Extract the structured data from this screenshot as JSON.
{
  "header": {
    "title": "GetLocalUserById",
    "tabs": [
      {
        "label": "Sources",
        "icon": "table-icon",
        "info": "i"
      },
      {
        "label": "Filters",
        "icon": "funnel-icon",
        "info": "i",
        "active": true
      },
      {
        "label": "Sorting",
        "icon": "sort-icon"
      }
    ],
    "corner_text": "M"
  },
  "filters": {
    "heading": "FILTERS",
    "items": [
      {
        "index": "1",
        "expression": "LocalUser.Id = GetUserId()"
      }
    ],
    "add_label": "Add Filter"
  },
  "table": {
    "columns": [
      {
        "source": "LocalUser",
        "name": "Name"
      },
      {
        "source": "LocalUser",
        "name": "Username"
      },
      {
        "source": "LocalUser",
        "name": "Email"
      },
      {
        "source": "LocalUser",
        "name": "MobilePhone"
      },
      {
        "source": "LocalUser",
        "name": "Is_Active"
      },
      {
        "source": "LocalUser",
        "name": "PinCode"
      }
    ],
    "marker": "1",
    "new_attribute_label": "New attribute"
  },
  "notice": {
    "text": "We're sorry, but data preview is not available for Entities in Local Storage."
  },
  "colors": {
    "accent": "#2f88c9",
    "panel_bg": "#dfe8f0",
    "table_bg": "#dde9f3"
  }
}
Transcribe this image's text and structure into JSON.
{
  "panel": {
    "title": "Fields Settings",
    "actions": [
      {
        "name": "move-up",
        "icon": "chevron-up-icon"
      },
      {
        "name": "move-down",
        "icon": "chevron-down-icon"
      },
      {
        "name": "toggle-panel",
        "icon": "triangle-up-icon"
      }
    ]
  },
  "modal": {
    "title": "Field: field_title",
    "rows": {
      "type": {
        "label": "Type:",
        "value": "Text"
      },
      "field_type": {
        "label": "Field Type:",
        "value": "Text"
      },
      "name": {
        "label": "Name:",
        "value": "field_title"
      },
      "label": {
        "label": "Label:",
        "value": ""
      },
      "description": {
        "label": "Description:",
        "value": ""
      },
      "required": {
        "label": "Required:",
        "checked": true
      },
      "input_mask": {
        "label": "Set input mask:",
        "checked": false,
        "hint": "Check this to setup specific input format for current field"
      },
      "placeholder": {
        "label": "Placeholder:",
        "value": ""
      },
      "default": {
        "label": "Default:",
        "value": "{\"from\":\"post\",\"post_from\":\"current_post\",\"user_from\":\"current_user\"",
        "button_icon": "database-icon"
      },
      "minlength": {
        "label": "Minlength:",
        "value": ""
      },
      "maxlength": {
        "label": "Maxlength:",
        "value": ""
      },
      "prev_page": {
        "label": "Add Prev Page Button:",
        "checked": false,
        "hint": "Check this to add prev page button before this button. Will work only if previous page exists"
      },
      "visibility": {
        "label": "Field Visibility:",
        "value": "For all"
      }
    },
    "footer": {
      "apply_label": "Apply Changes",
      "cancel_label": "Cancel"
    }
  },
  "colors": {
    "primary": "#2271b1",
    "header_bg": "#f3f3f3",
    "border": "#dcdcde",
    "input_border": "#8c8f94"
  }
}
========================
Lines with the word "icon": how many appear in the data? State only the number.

7